# Reference Materials

## Guidelines for Science

Content in this section is related to Armstrong (2016) et. al. paper and presentation helping people distinguish true “science” from political / policy advocacy.

- 2016 Presentation: Improving Management Science – Problems and Solutions PDF version of presentation given at 2016 Marketing conference in Hong Kong.
- 2016 Paper: Improving Management Science – Problems and Solutions Full length version of the paper discussed in the above presentation. PDF version of the paper is also available on researchgate.net. Stored here because these references have a tendency to disappear from the internet over time.
- Guidelines for Science: Checklist Checklist that can be used to evaluate whether a research paper is truly science, or advocacy disguised as science.

## Future of Data Analysis / John Tukey Retrospective

- The Future of Data Analysis by John Tukey, 1962 paper where he challenges statisticians to move away from ever more complicated mathematics to tackle data analysis problems in more realistic ways.
- 50 Years of Data Science by David Donoho, a 2015 retrospective on John Tukey’s 1962 paper.

## Statistical Methods

- Statistical Methods in Psychology Journals Classic 1999 article by Leland Wilkinson and the Task Force on Statistical Inference for the American Psychology Association.
- Ordinal Independent Variables in Linear Regression Article by Richard Williams at the University of Notre Dame, making the argument to treat ordinal variables as continuous unless the analysis of linear effects indicates they should be treated as nominal level of measurement.
- Interpreting the Magnitudes of Correlation Coefficients Article by James Hemphill, validating Cohen’s (1988) recommendations via a meta analysis of 380 psychology studies.

## Reproducible Research

This set of articles is relevant for what is currently called the replication crisis in social science research, where researchers are frequently unable to replicate or reproduce significant findings from prior studies that were published in peer-reviewed journals.

- When the Revolution Came for Amy Cuddy 2017 New York Times article about difficulties scientists experienced when trying to replicate the research of Amy Cuddy, Ph.D., a prominent TED speaker whose 2010 study on
*power poses*turned her into an internet celebrity. Since then, questions about the reproducibility of her research sparked a firestorm about statistical practices in social psychology research. - Openness and Reproducibility: Insights from a Model-Centric Approach Baumgaertner et. al. 2019 pre-print article about the use of model-centric approaches (i.e. probability theory and statistics) to the practice of reproducible research.
- The case for formal methodology in scientific reform
*Quis custodiet ipsos custodes?*…or “who guards the guardians?” In this 2020 pre-print article Berna Devezer et. al. turn the tables on reproducible research advocates, challenging them to stop making the same mistakes and over-generalizations they purport to address. - The New Statistics: Why and How Article by Geoff Cumming at LaTrobe University that argues for substantial changes in how we conduct research. He advocates for wide adoption of estimation of effecti sizes, confidence intervals, and meta-analysis in order to improve research integrity.

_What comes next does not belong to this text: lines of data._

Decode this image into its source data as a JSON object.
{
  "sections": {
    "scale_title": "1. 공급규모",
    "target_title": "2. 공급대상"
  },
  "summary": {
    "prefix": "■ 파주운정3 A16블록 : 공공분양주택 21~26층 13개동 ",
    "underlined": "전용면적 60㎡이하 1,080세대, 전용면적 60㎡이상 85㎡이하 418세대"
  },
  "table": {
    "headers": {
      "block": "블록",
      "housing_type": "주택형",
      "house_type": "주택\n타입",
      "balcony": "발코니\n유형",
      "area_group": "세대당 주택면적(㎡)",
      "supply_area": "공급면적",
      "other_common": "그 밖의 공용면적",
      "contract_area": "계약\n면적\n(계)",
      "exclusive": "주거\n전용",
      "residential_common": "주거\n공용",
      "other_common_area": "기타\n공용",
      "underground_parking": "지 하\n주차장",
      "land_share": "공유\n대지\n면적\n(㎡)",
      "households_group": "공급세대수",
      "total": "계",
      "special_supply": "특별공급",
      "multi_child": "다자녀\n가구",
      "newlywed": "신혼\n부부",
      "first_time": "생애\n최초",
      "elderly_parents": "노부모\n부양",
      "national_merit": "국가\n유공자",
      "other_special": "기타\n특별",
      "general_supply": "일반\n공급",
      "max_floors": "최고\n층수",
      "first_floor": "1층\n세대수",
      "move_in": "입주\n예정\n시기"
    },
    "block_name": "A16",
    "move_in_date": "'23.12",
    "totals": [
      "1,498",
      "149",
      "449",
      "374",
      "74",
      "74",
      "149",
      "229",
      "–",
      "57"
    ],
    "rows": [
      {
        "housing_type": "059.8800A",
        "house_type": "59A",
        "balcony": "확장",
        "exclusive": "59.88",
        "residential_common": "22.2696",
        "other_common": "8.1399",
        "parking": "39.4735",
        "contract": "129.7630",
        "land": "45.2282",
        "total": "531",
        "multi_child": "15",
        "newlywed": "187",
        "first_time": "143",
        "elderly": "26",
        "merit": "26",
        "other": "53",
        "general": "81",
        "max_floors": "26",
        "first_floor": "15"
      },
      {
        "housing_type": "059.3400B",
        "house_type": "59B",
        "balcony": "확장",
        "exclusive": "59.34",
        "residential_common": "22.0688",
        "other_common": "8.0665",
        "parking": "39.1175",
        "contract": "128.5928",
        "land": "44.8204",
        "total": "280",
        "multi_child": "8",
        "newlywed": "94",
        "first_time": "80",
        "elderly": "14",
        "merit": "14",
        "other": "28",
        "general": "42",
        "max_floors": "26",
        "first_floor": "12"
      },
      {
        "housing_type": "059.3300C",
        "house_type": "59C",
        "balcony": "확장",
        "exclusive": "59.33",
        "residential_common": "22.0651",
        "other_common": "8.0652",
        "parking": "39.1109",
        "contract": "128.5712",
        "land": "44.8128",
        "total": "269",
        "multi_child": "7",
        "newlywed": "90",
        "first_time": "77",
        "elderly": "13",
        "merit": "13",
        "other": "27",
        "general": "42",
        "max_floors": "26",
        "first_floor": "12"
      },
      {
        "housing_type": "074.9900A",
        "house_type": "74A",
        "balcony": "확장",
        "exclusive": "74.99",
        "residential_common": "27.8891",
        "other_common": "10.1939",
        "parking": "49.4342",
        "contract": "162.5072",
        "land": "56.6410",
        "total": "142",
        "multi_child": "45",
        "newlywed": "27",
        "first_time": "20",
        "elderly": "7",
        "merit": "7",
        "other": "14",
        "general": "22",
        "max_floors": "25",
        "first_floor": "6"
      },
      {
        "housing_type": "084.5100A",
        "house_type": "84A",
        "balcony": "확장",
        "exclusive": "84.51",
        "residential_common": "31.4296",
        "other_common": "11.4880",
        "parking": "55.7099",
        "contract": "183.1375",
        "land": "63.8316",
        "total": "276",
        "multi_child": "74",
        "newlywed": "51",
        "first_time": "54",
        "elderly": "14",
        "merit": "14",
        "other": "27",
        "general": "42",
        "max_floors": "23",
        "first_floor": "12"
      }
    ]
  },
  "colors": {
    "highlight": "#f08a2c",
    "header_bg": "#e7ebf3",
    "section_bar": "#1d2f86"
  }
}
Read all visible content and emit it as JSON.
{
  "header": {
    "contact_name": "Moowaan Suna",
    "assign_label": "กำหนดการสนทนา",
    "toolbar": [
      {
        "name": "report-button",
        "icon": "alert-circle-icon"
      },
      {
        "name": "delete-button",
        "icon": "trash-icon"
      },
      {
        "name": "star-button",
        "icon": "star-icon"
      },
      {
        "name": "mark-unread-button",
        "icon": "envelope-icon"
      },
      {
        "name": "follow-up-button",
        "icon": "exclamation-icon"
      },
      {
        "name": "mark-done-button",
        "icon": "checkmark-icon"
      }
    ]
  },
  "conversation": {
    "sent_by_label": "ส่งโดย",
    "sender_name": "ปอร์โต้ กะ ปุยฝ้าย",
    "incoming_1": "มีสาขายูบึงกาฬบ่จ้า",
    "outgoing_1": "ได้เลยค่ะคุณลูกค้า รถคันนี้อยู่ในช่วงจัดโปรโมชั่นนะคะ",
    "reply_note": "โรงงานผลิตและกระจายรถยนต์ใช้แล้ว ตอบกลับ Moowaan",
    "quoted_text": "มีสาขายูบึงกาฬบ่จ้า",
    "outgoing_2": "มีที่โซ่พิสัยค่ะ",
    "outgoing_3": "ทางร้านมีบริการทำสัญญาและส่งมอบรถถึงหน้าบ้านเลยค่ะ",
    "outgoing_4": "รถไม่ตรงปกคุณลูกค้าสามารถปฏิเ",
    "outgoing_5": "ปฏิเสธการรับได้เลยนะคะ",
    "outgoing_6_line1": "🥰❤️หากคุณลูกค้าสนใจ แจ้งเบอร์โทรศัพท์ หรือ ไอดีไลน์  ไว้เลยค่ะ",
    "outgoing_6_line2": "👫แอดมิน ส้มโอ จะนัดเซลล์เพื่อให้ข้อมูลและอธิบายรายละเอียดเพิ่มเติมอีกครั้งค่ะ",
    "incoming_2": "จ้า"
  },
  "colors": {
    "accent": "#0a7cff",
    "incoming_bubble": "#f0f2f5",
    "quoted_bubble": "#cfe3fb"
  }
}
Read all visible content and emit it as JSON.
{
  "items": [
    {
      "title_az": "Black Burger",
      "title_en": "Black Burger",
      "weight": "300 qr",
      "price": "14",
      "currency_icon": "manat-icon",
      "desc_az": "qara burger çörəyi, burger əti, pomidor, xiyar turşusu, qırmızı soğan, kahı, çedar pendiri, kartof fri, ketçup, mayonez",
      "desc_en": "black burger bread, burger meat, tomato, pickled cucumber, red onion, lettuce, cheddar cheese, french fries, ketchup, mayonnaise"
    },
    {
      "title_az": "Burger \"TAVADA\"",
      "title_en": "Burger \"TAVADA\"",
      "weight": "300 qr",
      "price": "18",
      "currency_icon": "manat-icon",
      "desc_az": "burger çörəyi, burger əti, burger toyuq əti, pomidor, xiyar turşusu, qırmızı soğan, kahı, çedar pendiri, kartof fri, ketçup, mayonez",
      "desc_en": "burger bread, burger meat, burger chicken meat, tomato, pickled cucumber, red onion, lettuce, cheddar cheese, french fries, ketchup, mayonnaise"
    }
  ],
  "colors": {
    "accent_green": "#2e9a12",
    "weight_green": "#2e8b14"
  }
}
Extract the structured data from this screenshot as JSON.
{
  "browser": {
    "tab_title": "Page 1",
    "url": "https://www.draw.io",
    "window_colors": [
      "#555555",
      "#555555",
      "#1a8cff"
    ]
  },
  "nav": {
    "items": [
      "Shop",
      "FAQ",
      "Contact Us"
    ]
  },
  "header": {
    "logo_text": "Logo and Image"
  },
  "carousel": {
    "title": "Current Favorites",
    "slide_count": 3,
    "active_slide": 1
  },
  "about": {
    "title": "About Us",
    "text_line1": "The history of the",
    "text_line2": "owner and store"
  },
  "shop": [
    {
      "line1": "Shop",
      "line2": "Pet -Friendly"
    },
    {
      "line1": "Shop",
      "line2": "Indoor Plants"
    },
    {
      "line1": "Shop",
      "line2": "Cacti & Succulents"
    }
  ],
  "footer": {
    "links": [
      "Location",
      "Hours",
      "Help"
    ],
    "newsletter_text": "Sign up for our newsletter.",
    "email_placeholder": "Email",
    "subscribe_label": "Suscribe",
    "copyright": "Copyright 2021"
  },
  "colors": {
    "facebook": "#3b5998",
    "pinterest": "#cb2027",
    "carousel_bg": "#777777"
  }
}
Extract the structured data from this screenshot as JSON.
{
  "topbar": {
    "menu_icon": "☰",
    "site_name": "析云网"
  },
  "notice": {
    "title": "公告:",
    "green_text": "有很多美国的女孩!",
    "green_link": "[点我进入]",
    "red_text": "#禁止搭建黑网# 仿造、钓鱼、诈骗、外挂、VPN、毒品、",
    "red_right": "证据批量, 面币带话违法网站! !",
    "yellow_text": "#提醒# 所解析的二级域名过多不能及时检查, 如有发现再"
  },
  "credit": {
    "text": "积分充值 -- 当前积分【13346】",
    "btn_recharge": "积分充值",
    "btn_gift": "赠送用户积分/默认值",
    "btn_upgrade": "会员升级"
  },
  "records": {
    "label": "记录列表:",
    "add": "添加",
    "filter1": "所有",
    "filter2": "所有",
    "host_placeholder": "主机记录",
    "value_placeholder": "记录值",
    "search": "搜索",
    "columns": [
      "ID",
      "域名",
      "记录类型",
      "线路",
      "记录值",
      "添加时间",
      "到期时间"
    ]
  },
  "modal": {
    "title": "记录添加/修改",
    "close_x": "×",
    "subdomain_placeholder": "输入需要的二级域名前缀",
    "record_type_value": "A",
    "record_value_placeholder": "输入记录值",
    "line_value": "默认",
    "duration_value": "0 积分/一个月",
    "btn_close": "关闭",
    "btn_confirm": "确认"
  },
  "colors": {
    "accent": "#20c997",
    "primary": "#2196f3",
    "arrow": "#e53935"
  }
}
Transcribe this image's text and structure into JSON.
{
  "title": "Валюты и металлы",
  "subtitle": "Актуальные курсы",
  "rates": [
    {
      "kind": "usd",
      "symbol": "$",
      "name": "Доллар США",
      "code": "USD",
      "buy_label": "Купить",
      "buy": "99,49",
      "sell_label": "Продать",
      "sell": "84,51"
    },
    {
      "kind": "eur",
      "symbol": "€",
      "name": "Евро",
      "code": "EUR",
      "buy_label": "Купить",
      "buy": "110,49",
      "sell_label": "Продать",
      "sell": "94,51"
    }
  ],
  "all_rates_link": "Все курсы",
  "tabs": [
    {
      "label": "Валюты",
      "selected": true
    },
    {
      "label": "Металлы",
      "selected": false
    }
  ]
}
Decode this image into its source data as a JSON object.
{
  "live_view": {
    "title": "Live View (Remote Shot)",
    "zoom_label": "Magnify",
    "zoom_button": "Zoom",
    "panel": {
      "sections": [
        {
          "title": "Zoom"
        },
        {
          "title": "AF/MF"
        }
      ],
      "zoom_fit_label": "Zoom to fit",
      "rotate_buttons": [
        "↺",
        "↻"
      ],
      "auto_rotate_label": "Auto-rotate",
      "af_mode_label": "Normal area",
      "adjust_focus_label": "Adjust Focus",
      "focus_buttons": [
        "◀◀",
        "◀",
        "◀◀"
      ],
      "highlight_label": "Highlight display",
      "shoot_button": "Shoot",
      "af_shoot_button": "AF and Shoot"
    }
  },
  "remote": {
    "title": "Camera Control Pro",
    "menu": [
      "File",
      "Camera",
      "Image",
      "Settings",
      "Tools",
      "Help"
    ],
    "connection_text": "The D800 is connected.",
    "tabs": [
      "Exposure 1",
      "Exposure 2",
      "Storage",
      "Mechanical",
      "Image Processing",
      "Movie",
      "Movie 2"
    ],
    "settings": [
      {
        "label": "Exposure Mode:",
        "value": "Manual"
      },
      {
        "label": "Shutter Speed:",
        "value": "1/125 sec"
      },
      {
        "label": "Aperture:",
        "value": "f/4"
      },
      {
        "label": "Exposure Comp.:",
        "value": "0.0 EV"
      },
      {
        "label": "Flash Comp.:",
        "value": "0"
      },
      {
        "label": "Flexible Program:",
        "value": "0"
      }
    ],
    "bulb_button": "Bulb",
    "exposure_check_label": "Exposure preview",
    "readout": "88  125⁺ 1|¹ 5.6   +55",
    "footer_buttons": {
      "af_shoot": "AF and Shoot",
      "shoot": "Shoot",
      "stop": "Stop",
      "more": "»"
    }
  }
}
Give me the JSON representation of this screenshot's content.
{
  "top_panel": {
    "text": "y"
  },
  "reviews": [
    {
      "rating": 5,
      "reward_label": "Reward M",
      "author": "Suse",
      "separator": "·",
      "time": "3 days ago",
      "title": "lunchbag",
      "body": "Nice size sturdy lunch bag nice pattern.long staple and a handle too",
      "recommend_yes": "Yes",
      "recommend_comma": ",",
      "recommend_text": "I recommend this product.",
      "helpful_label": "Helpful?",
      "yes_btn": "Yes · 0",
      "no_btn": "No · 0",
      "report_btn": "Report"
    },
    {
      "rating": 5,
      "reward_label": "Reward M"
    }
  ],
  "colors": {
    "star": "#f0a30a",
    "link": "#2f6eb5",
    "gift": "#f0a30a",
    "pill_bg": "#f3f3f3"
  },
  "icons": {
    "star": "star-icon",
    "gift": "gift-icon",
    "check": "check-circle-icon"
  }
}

## Machine Learning

- Google Machine Learning Crash Course: Developed by the engineering education team at Google, the
*Machine Learning Crash Course*introduces students to machine learning with the TensorFlow toolkit. The course is based on Python, so some background in Python programming, along with high school algebra, is required.

## Tidy Data

- Tidy Data Vignette: Per its opening paragraph, the vignette is a code-heavy and informal version of Hadley Wickham’s seminal paper,
*Tidy Data*. - Tidy Data: The version of Wickham’s 2013 paper that was published in the
*Journal of Statistical Software*.